Still, life is undoubtedly difficult in the large provincial capital. The roads remain mostly empty and eerily quiet; an unnatural state in a city seen as one of China's largest industrial hubs and home to its steel industry.
"The outbreak of the coronavirus has led to the closure of the cinema, stores and other commercial spots, while pharmacies and stores selling food and vegetables have remained open," Adham says.
"The situation is unnatural, particularly in the last few days," he says. "This is not how Wuhan is usually, and its people are not used to having to stop working. What is really happening is a health emergency."
For Adham, the resilience of Wuhan's residents continues to shine through.
"Regardless, Wuhan is still not a ghost town though as it is impossible for life to stop. It has proved to be a city that does not succumb to death or defeat," Adham adds.
A 'war correspondent'
Local media in Lebanon have praised Adham's efforts to show life in Wuhan under a new light.
Some have applauded his courage to stay behind, while others called him a "war correspondent" over his efforts to report from the quarantined city.
Adham says he was approached by some TV channels and news agencies asking him to work for them as a reporter from Wuhan, but he has rejected the offers.
"I want to be free of any restrictions on how I record my videos and what I report on," he told The New Arab. "I want to be free in showing the full picture and speaking to people who reach out to me.
"I did not stay here for a work opportunity," he adds, "I stayed solidarity with this city and its survival and I want to be able to show the world the reality of what is happening in Wuhan."
If the situation becomes more dangerous, however, Adham will then consider leaving.
Yet, the choice between staying in Wuhan and returning home to Lebanon may not simply be a choice between staying in a dangerous place in lieu of one that is safer.
For Adham, China's efforts to counter the virus are far more effective than any protective measures that would be put in place by Lebanon's increasingly ineffectual government - if the virus were to spread there.
The student says that the rampant pollution in Lebanon makes life there just as precarious.
"My hometown of Barja in the Chouf district just southeast of Beirut is not any better off.
I have lost a number of relatives and friends to cancer resulting from the intense pollution surrounding us there."
For now, he will remain put in Wuhan, where he takes preventative measures to keep from contracting the virus.
"We receive daily reminders of the instructions that we need to abide by," he said. "These are to refrain from going out, and if we do go out, to ensure we are wearing a face mask.
"When returning from outside, we are advised to wash our hands thoroughly and to drink plenty of fluids at home."

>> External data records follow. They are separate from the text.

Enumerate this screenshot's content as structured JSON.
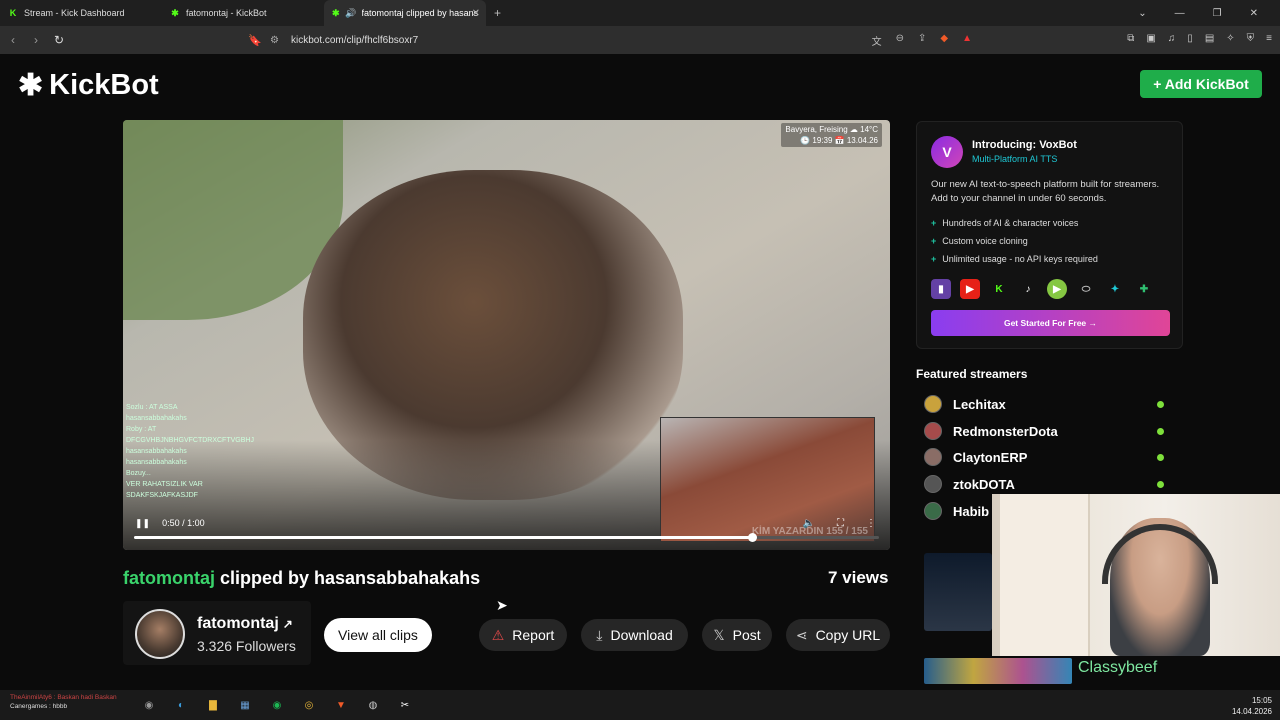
{
  "browser": {
    "tabs": [
      {
        "title": "Stream - Kick Dashboard",
        "active": false
      },
      {
        "title": "fatomontaj - KickBot",
        "active": false
      },
      {
        "title": "fatomontaj clipped by hasansabbahakahs",
        "active": true
      }
    ],
    "url": "kickbot.com/clip/fhclf6bsoxr7"
  },
  "header": {
    "logo_text": "KickBot",
    "add_button": "+ Add KickBot"
  },
  "video": {
    "weather_line1": "Bavyera, Freising ☁ 14°C",
    "weather_line2": "🕒 19:39 📅 13.04.26",
    "time": "0:50 / 1:00",
    "progress": 0.83,
    "chat_lines": [
      "Sozlu : AT ASSA",
      "hasansabbahakahs",
      "Roby : AT",
      "DFCGVHBJNBHGVFCTDRXCFTVGBHJ",
      "hasansabbahakahs",
      "hasansabbahakahs",
      "Bozuy...",
      "VER RAHATSIZLIK VAR",
      "SDAKFSKJAFKASJDF"
    ],
    "pip_watermark": "KİM YAZARDIN 155 / 155"
  },
  "clip": {
    "channel": "fatomontaj",
    "clipped_by_text": "clipped by hasansabbahakahs",
    "views": "7 views",
    "followers": "3.326 Followers",
    "view_all": "View all clips",
    "actions": {
      "report": "Report",
      "download": "Download",
      "post": "Post",
      "copy_url": "Copy URL"
    }
  },
  "promo": {
    "title": "Introducing: VoxBot",
    "subtitle": "Multi-Platform AI TTS",
    "description": "Our new AI text-to-speech platform built for streamers. Add to your channel in under 60 seconds.",
    "features": [
      "Hundreds of AI & character voices",
      "Custom voice cloning",
      "Unlimited usage - no API keys required"
    ],
    "cta": "Get Started For Free →"
  },
  "featured": {
    "heading": "Featured streamers",
    "streamers": [
      "Lechitax",
      "RedmonsterDota",
      "ClaytonERP",
      "ztokDOTA",
      "Habib"
    ]
  },
  "overlay": {
    "cam_label": "Classybeef"
  },
  "taskbar": {
    "status1": "TheAinmilAty6 : Baskan hadi Baskan",
    "status2": "Canergames : hbbb",
    "time": "15:05",
    "date": "14.04.2026"
  },
  "colors": {
    "accent": "#1fad4a",
    "channel_green": "#3ad36b",
    "cta_start": "#8a3df0",
    "cta_end": "#e04597"
  }
}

Adham says he drinks ginger tea with lemon juice, and, of course, a cup of yansoon (anise) tea daily.
"It seems that the Lebanese are destined to live in dangerous places," he says.
Sarah Khalil is a journalist with The New Arab.
Follow her on Twitter: @skhalil1984